A History of Halloween: How it Came to Be

Whether you think of it as the spookiest day of the year, or as a day full of candy and sweet indulgences, there’s no denying that Halloween is a day that millions have come to know and love for various different reasons. But why today? Where does Halloween even come from? With stories of ghosts and goblins, of creatures rising from the dead, and so much more, today we are going to be diving into the day of the dead.

Dating back 2000 years ago, Halloween actually was derived from an ancient Celtic festival called Samhain in Ireland. As November 1st was the Celtics “New Year,” October 31st therefore marked the end of the summer harvest, and the start of a treacherous Winter, which at this time meant an increase in death. So, on October 31st, Samhain was celebrated as a day that the ghosts of ancestors past returned to them. This celebration usually included enormous sacrificial bonfires, costumes made from animal skins, and predictions of the future.

In terms of the American Halloween that we all know so well, that originated in the North East as a celebration of the Harvest, where communities would share stories of the dead, and tell each other’s fortunes. In the 1800s, Halloween became more of a community holiday, and the turn of the century marked the beginning of Halloween parties and Trick-or-Treating.

Probably the most beloved Halloween tradition, dates back to All Souls’ Day in England. During this celebration, the poor would beg for food, and those generous enough would provide them with pastries called soul cakes in return for their promise to pray for their dead relatives. This practice was eventually picked up by children, who would visit houses door to door and be provided with ale, food and money.

In regards to classic Halloween superstition, magic and mystery, our fear of black cats actually dates back to the Middle Ages, when it was believed that witches had the ability to escape detection by transforming themselves into these slinky black creatures. And our avoidance of ladders? That most likely stems from ancient Egyptians, who believed that triangles were sacred, and should be considered with respect.
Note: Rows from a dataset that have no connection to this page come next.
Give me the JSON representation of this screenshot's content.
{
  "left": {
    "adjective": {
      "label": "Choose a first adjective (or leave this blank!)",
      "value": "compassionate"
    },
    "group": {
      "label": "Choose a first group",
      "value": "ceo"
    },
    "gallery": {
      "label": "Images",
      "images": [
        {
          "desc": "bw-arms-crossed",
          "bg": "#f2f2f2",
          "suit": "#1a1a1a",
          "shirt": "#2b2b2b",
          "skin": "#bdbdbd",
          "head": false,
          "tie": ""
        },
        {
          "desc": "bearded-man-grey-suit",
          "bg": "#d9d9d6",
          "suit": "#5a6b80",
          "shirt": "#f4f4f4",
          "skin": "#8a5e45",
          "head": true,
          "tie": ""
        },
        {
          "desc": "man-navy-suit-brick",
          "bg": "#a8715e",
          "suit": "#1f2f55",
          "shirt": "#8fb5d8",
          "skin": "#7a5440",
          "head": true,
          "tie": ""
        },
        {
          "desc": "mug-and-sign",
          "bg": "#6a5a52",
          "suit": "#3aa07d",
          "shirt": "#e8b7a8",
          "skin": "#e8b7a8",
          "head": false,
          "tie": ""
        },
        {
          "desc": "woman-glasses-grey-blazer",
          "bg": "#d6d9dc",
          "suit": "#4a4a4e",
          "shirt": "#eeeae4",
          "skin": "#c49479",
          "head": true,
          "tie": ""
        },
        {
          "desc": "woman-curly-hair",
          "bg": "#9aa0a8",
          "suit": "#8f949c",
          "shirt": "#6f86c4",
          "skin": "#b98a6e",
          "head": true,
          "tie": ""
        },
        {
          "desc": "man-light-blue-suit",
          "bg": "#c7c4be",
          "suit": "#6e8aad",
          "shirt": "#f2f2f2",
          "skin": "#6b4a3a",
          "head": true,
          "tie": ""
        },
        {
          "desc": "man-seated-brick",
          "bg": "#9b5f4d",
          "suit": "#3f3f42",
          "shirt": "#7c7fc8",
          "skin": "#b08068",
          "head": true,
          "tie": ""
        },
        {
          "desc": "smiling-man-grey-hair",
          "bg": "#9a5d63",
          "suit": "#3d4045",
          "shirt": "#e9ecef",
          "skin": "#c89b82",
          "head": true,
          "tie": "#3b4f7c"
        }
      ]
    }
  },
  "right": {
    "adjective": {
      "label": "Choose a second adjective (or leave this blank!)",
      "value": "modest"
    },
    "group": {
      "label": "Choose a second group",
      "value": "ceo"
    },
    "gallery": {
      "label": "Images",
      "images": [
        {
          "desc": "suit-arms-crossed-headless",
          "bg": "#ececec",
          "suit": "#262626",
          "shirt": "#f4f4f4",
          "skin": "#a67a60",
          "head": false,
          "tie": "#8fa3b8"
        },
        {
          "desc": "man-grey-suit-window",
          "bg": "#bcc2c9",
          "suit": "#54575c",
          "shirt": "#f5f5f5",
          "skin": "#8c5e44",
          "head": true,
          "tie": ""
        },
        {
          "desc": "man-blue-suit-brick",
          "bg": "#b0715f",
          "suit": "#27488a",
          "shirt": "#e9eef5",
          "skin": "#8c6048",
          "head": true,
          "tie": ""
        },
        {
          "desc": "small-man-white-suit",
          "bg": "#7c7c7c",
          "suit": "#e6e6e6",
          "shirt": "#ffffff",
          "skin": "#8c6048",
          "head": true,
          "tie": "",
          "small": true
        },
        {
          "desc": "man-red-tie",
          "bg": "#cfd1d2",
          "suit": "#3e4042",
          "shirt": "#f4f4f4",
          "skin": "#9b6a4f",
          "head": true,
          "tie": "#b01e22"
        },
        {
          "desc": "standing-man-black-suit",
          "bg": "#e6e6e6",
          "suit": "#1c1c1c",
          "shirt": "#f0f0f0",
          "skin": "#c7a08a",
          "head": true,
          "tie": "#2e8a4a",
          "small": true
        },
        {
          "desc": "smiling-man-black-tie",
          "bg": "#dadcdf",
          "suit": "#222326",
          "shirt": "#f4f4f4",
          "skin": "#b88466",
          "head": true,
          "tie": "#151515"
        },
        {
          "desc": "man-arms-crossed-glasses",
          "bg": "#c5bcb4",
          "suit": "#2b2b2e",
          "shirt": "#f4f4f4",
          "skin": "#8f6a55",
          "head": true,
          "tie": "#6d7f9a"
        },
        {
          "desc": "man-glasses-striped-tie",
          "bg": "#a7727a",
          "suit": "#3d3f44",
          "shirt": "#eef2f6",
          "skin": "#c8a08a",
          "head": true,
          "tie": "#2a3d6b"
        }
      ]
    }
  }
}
So, whether you call it Dia De Los Muertos, Guy Fawkes Day, or the good ol’ Halloween, eco18 wishes you a day of fun, excitement and safety! And don’t forget—keep a look out for any black cats!

Lieve Falck-Pedersen